During this last two weeks I have seen eleven plays–a personal record, I think. Among them were The Chilrden’s Hour and The Boys in the Band, presented in repertory by Portland’s defunkt theatre company.
Because I have wanted to see The Boys in the Band performed live for many years, I made a donation toward the support of its production, the first time I have done such a thing for a theatre organization. I assure you that it won’t be the last. Boys was performed in an actual living room, where the nine cast members were cheek by jowl with the twenty-one members of the audience arranged in folding chairs around the perimeter of the room. In such a setting you can feel the claustrophobia of the setting, as the crucible of Harold’s birthday party exerts its pressurized atmosphere on these closeted gay men in the year before the Stonewall Riots.

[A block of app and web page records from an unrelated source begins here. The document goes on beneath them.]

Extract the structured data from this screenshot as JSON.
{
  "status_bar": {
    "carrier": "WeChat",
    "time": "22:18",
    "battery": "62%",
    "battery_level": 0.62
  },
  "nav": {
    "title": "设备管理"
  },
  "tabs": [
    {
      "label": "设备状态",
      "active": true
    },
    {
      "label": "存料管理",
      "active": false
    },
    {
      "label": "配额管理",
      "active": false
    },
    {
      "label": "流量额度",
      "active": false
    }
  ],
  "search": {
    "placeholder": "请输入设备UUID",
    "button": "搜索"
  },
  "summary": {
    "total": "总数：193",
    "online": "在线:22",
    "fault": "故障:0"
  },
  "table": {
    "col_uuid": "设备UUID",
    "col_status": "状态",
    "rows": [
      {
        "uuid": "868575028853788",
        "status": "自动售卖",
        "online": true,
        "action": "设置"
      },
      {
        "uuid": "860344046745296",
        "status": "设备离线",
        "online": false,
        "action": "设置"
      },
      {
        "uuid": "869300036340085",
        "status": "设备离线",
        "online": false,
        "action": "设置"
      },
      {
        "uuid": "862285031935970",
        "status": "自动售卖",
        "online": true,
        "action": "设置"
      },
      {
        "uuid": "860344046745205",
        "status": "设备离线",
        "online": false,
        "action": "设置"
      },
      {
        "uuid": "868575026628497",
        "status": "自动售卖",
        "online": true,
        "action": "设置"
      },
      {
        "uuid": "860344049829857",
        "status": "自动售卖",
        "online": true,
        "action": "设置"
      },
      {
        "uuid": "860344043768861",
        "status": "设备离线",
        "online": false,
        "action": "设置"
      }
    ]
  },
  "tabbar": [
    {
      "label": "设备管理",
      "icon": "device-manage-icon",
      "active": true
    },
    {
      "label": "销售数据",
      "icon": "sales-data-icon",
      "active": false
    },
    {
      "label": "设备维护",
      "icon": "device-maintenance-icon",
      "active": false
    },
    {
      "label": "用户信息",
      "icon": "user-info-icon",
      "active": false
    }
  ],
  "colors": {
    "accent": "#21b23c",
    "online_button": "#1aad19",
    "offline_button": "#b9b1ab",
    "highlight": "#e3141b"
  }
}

Many gay men and lesbians find this play distasteful and full of self-loathing, but I believe it rings true for its times. The columnist Dan Savage has said something to the effect that dumb gay people owe their right to be dumb to the brave souls like those depicted in Boys, because you didn’t survive in those days if you weren’t smarter than most people in the room.
The defunkt ensemble did a good job, not always erasing my impressions of the William Friedkin movie from 1970 featuring the original off-Broadway cast reprising their roles. I think the most important aspect of this production was that, on the night I attended, the majority of the audience members were a generation younger than I. I hope that the lack of a proscenium arch removed any barriers–historical or otherwise–and helped them get inside the world of this play, which takes place within my adult lifetime (barely, though–I was thirteen in 1968).
Please do what you can in your communities to support your local arts. My life is enriched by experiencing live theatre so intimately, so personally. And to defunkt theatre–thanks for a job well done.